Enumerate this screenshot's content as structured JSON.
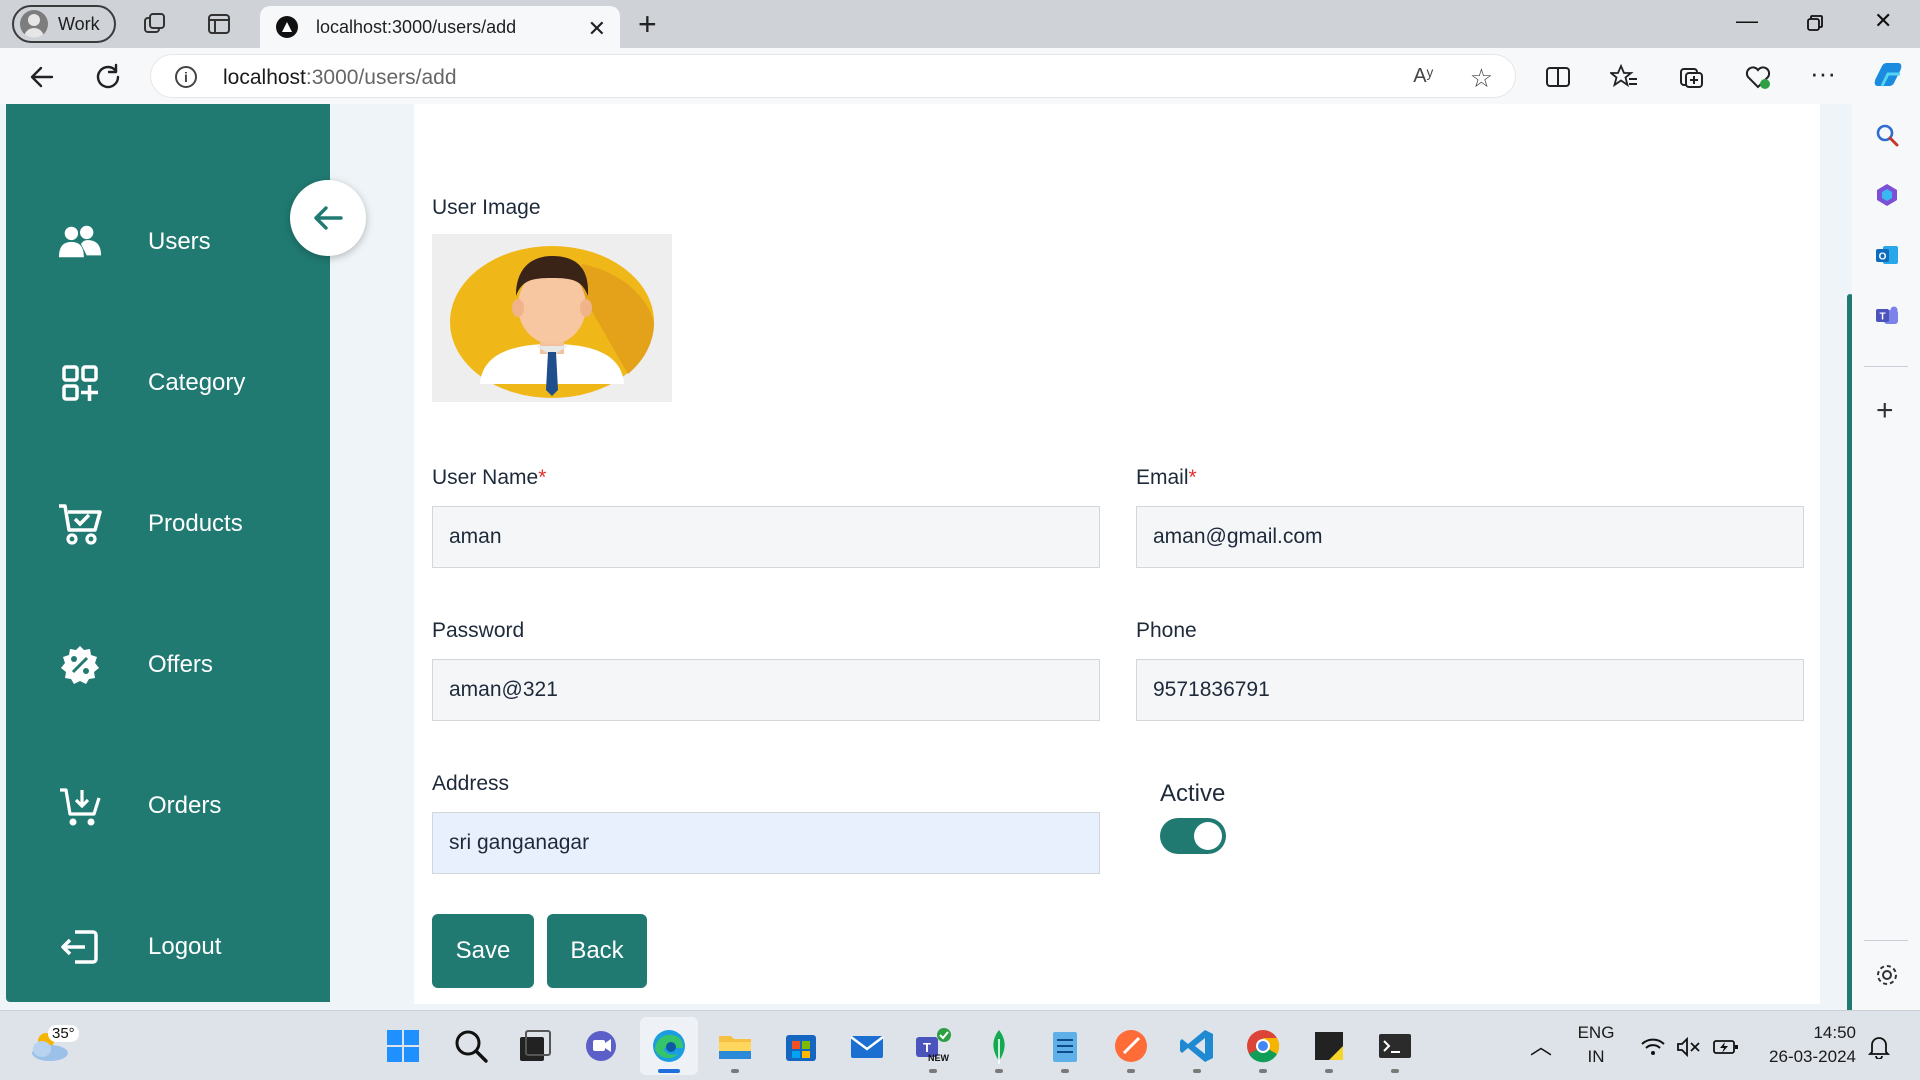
{
  "browser": {
    "profile_label": "Work",
    "tab_title": "localhost:3000/users/add",
    "url_host": "localhost",
    "url_path": ":3000/users/add"
  },
  "sidebar": {
    "items": [
      {
        "label": "Users",
        "icon": "users-icon"
      },
      {
        "label": "Category",
        "icon": "category-icon"
      },
      {
        "label": "Products",
        "icon": "cart-icon"
      },
      {
        "label": "Offers",
        "icon": "discount-badge-icon"
      },
      {
        "label": "Orders",
        "icon": "cart-add-icon"
      },
      {
        "label": "Logout",
        "icon": "logout-icon"
      }
    ],
    "bg_color": "#207a72"
  },
  "form": {
    "user_image_label": "User Image",
    "username_label": "User Name",
    "username_value": "aman",
    "email_label": "Email",
    "email_value": "aman@gmail.com",
    "password_label": "Password",
    "password_value": "aman@321",
    "phone_label": "Phone",
    "phone_value": "9571836791",
    "address_label": "Address",
    "address_value": "sri ganganagar",
    "active_label": "Active",
    "active_on": true,
    "required_mark": "*",
    "save_label": "Save",
    "back_label": "Back"
  },
  "taskbar": {
    "weather_temp": "35°",
    "lang_top": "ENG",
    "lang_bottom": "IN",
    "time": "14:50",
    "date": "26-03-2024",
    "teams_badge": "NEW"
  }
}
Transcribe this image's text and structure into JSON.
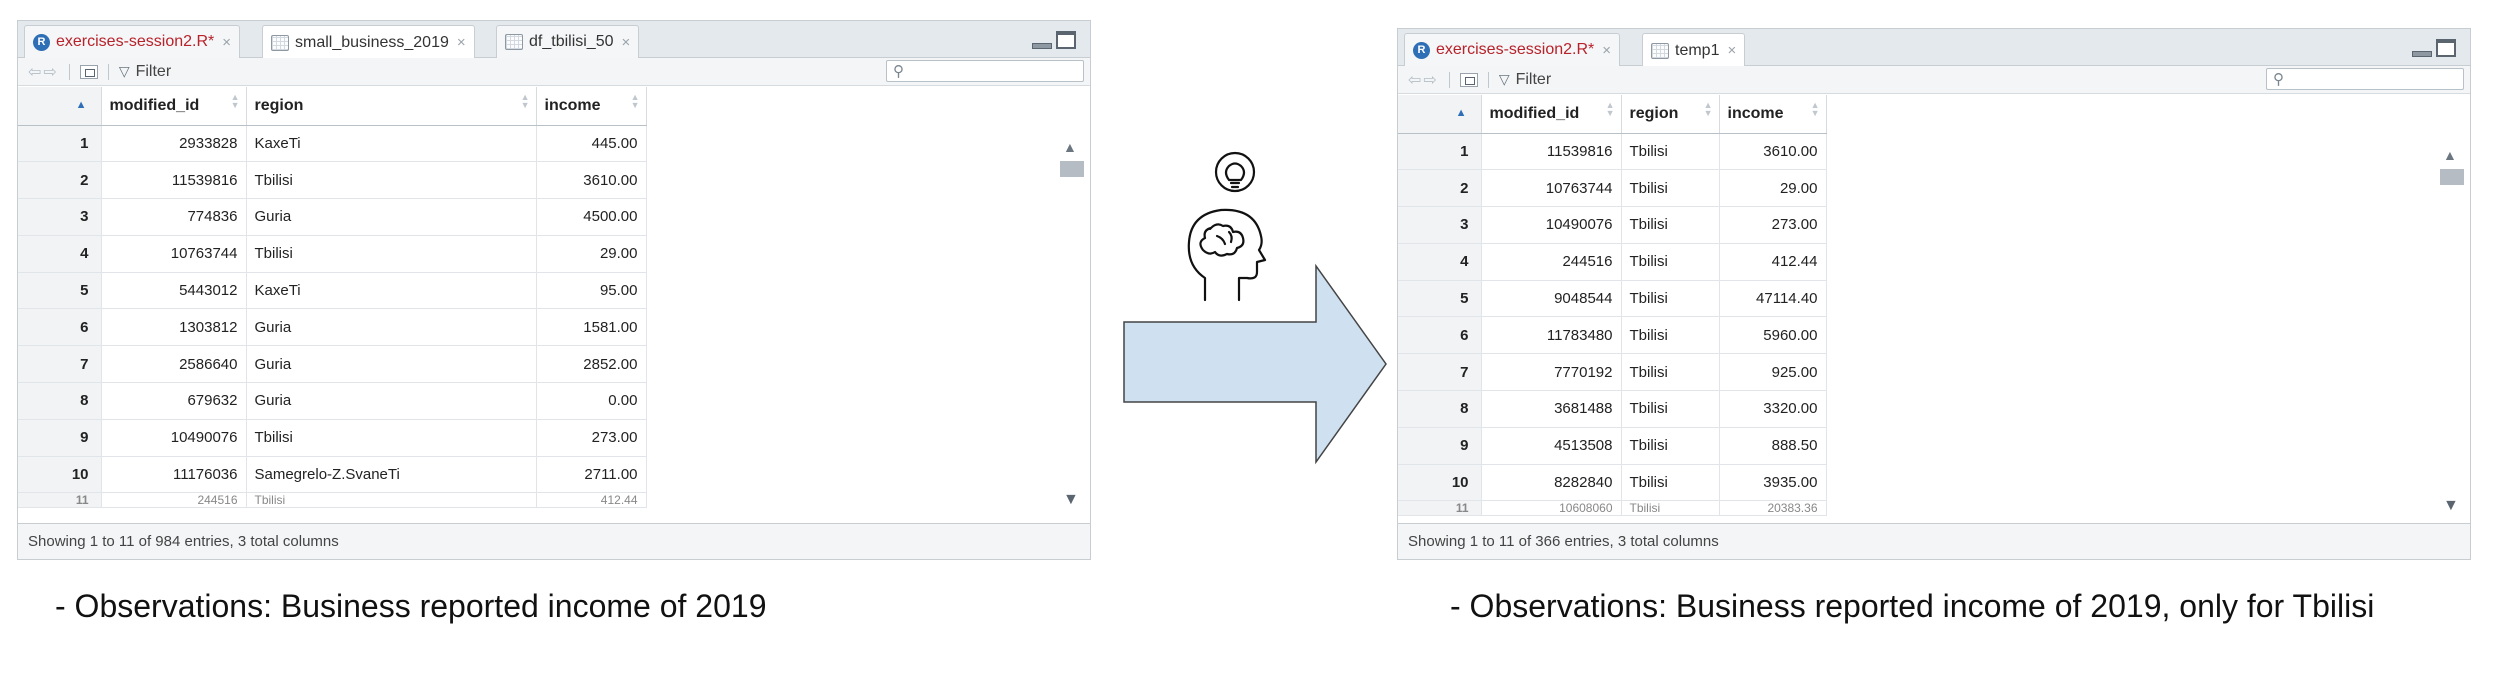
{
  "left_viewer": {
    "tabs": [
      {
        "label": "exercises-session2.R*",
        "icon": "r-script-icon",
        "close": "×"
      },
      {
        "label": "small_business_2019",
        "icon": "data-grid-icon",
        "close": "×"
      },
      {
        "label": "df_tbilisi_50",
        "icon": "data-grid-icon",
        "close": "×"
      }
    ],
    "filter_label": "Filter",
    "columns": [
      "",
      "modified_id",
      "region",
      "income"
    ],
    "rows": [
      [
        "1",
        "2933828",
        "KaxeTi",
        "445.00"
      ],
      [
        "2",
        "11539816",
        "Tbilisi",
        "3610.00"
      ],
      [
        "3",
        "774836",
        "Guria",
        "4500.00"
      ],
      [
        "4",
        "10763744",
        "Tbilisi",
        "29.00"
      ],
      [
        "5",
        "5443012",
        "KaxeTi",
        "95.00"
      ],
      [
        "6",
        "1303812",
        "Guria",
        "1581.00"
      ],
      [
        "7",
        "2586640",
        "Guria",
        "2852.00"
      ],
      [
        "8",
        "679632",
        "Guria",
        "0.00"
      ],
      [
        "9",
        "10490076",
        "Tbilisi",
        "273.00"
      ],
      [
        "10",
        "11176036",
        "Samegrelo-Z.SvaneTi",
        "2711.00"
      ]
    ],
    "partial_row": [
      "11",
      "244516",
      "Tbilisi",
      "412.44"
    ],
    "status": "Showing 1 to 11 of 984 entries, 3 total columns"
  },
  "right_viewer": {
    "tabs": [
      {
        "label": "exercises-session2.R*",
        "icon": "r-script-icon",
        "close": "×"
      },
      {
        "label": "temp1",
        "icon": "data-grid-icon",
        "close": "×"
      }
    ],
    "filter_label": "Filter",
    "columns": [
      "",
      "modified_id",
      "region",
      "income"
    ],
    "rows": [
      [
        "1",
        "11539816",
        "Tbilisi",
        "3610.00"
      ],
      [
        "2",
        "10763744",
        "Tbilisi",
        "29.00"
      ],
      [
        "3",
        "10490076",
        "Tbilisi",
        "273.00"
      ],
      [
        "4",
        "244516",
        "Tbilisi",
        "412.44"
      ],
      [
        "5",
        "9048544",
        "Tbilisi",
        "47114.40"
      ],
      [
        "6",
        "11783480",
        "Tbilisi",
        "5960.00"
      ],
      [
        "7",
        "7770192",
        "Tbilisi",
        "925.00"
      ],
      [
        "8",
        "3681488",
        "Tbilisi",
        "3320.00"
      ],
      [
        "9",
        "4513508",
        "Tbilisi",
        "888.50"
      ],
      [
        "10",
        "8282840",
        "Tbilisi",
        "3935.00"
      ]
    ],
    "partial_row": [
      "11",
      "10608060",
      "Tbilisi",
      "20383.36"
    ],
    "status": "Showing 1 to 11 of 366 entries, 3 total columns"
  },
  "captions": {
    "left": "- Observations: Business reported income of 2019",
    "right": "- Observations: Business reported income of 2019, only for Tbilisi"
  },
  "colors": {
    "arrow_fill": "#cfe0f1",
    "r_script_tab_text": "#b8222a",
    "sort_active": "#2f6fb5"
  }
}
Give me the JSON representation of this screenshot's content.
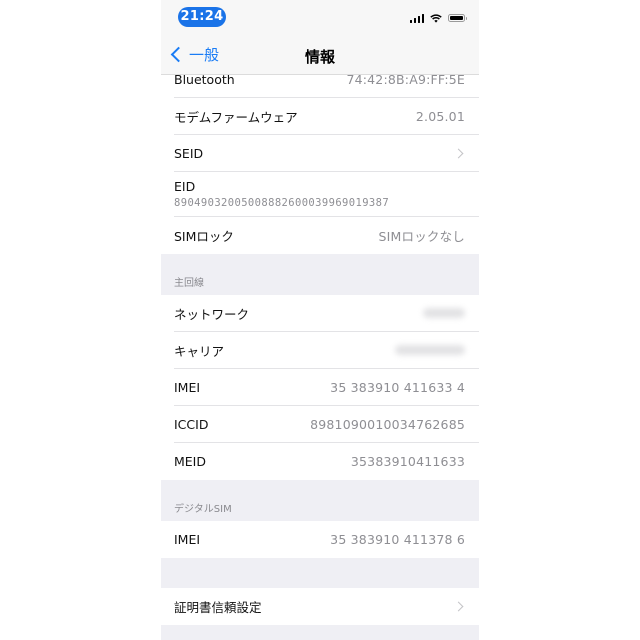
{
  "status_bar": {
    "time": "21:24",
    "icons": [
      "cellular-signal-icon",
      "wifi-icon",
      "battery-icon"
    ]
  },
  "nav": {
    "back_label": "一般",
    "title": "情報"
  },
  "groups": [
    {
      "header": null,
      "rows": [
        {
          "label": "Bluetooth",
          "value": "74:42:8B:A9:FF:5E"
        },
        {
          "label": "モデムファームウェア",
          "value": "2.05.01"
        },
        {
          "label": "SEID",
          "value": null,
          "chevron": true
        },
        {
          "label": "EID",
          "value": "89049032005008882600039969019387",
          "stacked": true
        },
        {
          "label": "SIMロック",
          "value": "SIMロックなし"
        }
      ]
    },
    {
      "header": "主回線",
      "rows": [
        {
          "label": "ネットワーク",
          "value": null,
          "redacted": true
        },
        {
          "label": "キャリア",
          "value": null,
          "redacted": true
        },
        {
          "label": "IMEI",
          "value": "35 383910 411633 4"
        },
        {
          "label": "ICCID",
          "value": "8981090010034762685"
        },
        {
          "label": "MEID",
          "value": "35383910411633"
        }
      ]
    },
    {
      "header": "デジタルSIM",
      "rows": [
        {
          "label": "IMEI",
          "value": "35 383910 411378 6"
        }
      ]
    },
    {
      "header": "",
      "rows": [
        {
          "label": "証明書信頼設定",
          "value": null,
          "chevron": true
        }
      ]
    }
  ],
  "colors": {
    "accent": "#1a7cf5",
    "time_pill": "#1a73e8",
    "grouped_background": "#efeff4",
    "secondary_text": "#8e8e93"
  }
}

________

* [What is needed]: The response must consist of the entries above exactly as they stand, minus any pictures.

* [Reply]:
Enumerate this screenshot's content as structured JSON.
{
  "browser": {
    "profile_label": "Work",
    "tab_title": "localhost:3000/users/add",
    "url_host": "localhost",
    "url_path": ":3000/users/add"
  },
  "sidebar": {
    "items": [
      {
        "label": "Users",
        "icon": "users-icon"
      },
      {
        "label": "Category",
        "icon": "category-icon"
      },
      {
        "label": "Products",
        "icon": "cart-icon"
      },
      {
        "label": "Offers",
        "icon": "discount-badge-icon"
      },
      {
        "label": "Orders",
        "icon": "cart-add-icon"
      },
      {
        "label": "Logout",
        "icon": "logout-icon"
      }
    ],
    "bg_color": "#207a72"
  },
  "form": {
    "user_image_label": "User Image",
    "username_label": "User Name",
    "username_value": "aman",
    "email_label": "Email",
    "email_value": "aman@gmail.com",
    "password_label": "Password",
    "password_value": "aman@321",
    "phone_label": "Phone",
    "phone_value": "9571836791",
    "address_label": "Address",
    "address_value": "sri ganganagar",
    "active_label": "Active",
    "active_on": true,
    "required_mark": "*",
    "save_label": "Save",
    "back_label": "Back"
  },
  "taskbar": {
    "weather_temp": "35°",
    "lang_top": "ENG",
    "lang_bottom": "IN",
    "time": "14:50",
    "date": "26-03-2024",
    "teams_badge": "NEW"
  }
}
Transcribe this image's text and structure into JSON.
{
  "left_viewer": {
    "tabs": [
      {
        "label": "exercises-session2.R*",
        "icon": "r-script-icon",
        "close": "×"
      },
      {
        "label": "small_business_2019",
        "icon": "data-grid-icon",
        "close": "×"
      },
      {
        "label": "df_tbilisi_50",
        "icon": "data-grid-icon",
        "close": "×"
      }
    ],
    "filter_label": "Filter",
    "columns": [
      "",
      "modified_id",
      "region",
      "income"
    ],
    "rows": [
      [
        "1",
        "2933828",
        "KaxeTi",
        "445.00"
      ],
      [
        "2",
        "11539816",
        "Tbilisi",
        "3610.00"
      ],
      [
        "3",
        "774836",
        "Guria",
        "4500.00"
      ],
      [
        "4",
        "10763744",
        "Tbilisi",
        "29.00"
      ],
      [
        "5",
        "5443012",
        "KaxeTi",
        "95.00"
      ],
      [
        "6",
        "1303812",
        "Guria",
        "1581.00"
      ],
      [
        "7",
        "2586640",
        "Guria",
        "2852.00"
      ],
      [
        "8",
        "679632",
        "Guria",
        "0.00"
      ],
      [
        "9",
        "10490076",
        "Tbilisi",
        "273.00"
      ],
      [
        "10",
        "11176036",
        "Samegrelo-Z.SvaneTi",
        "2711.00"
      ]
    ],
    "partial_row": [
      "11",
      "244516",
      "Tbilisi",
      "412.44"
    ],
    "status": "Showing 1 to 11 of 984 entries, 3 total columns"
  },
  "right_viewer": {
    "tabs": [
      {
        "label": "exercises-session2.R*",
        "icon": "r-script-icon",
        "close": "×"
      },
      {
        "label": "temp1",
        "icon": "data-grid-icon",
        "close": "×"
      }
    ],
    "filter_label": "Filter",
    "columns": [
      "",
      "modified_id",
      "region",
      "income"
    ],
    "rows": [
      [
        "1",
        "11539816",
        "Tbilisi",
        "3610.00"
      ],
      [
        "2",
        "10763744",
        "Tbilisi",
        "29.00"
      ],
      [
        "3",
        "10490076",
        "Tbilisi",
        "273.00"
      ],
      [
        "4",
        "244516",
        "Tbilisi",
        "412.44"
      ],
      [
        "5",
        "9048544",
        "Tbilisi",
        "47114.40"
      ],
      [
        "6",
        "11783480",
        "Tbilisi",
        "5960.00"
      ],
      [
        "7",
        "7770192",
        "Tbilisi",
        "925.00"
      ],
      [
        "8",
        "3681488",
        "Tbilisi",
        "3320.00"
      ],
      [
        "9",
        "4513508",
        "Tbilisi",
        "888.50"
      ],
      [
        "10",
        "8282840",
        "Tbilisi",
        "3935.00"
      ]
    ],
    "partial_row": [
      "11",
      "10608060",
      "Tbilisi",
      "20383.36"
    ],
    "status": "Showing 1 to 11 of 366 entries, 3 total columns"
  },
  "captions": {
    "left": "- Observations: Business reported income of 2019",
    "right": "- Observations: Business reported income of 2019, only for Tbilisi"
  },
  "colors": {
    "arrow_fill": "#cfe0f1",
    "r_script_tab_text": "#b8222a",
    "sort_active": "#2f6fb5"
  }
}
Give me the JSON representation of this screenshot's content.
{
  "status_bar": {
    "time": "21:24",
    "icons": [
      "cellular-signal-icon",
      "wifi-icon",
      "battery-icon"
    ]
  },
  "nav": {
    "back_label": "一般",
    "title": "情報"
  },
  "groups": [
    {
      "header": null,
      "rows": [
        {
          "label": "Bluetooth",
          "value": "74:42:8B:A9:FF:5E"
        },
        {
          "label": "モデムファームウェア",
          "value": "2.05.01"
        },
        {
          "label": "SEID",
          "value": null,
          "chevron": true
        },
        {
          "label": "EID",
          "value": "89049032005008882600039969019387",
          "stacked": true
        },
        {
          "label": "SIMロック",
          "value": "SIMロックなし"
        }
      ]
    },
    {
      "header": "主回線",
      "rows": [
        {
          "label": "ネットワーク",
          "value": null,
          "redacted": true
        },
        {
          "label": "キャリア",
          "value": null,
          "redacted": true
        },
        {
          "label": "IMEI",
          "value": "35 383910 411633 4"
        },
        {
          "label": "ICCID",
          "value": "8981090010034762685"
        },
        {
          "label": "MEID",
          "value": "35383910411633"
        }
      ]
    },
    {
      "header": "デジタルSIM",
      "rows": [
        {
          "label": "IMEI",
          "value": "35 383910 411378 6"
        }
      ]
    },
    {
      "header": "",
      "rows": [
        {
          "label": "証明書信頼設定",
          "value": null,
          "chevron": true
        }
      ]
    }
  ],
  "colors": {
    "accent": "#1a7cf5",
    "time_pill": "#1a73e8",
    "grouped_background": "#efeff4",
    "secondary_text": "#8e8e93"
  }
}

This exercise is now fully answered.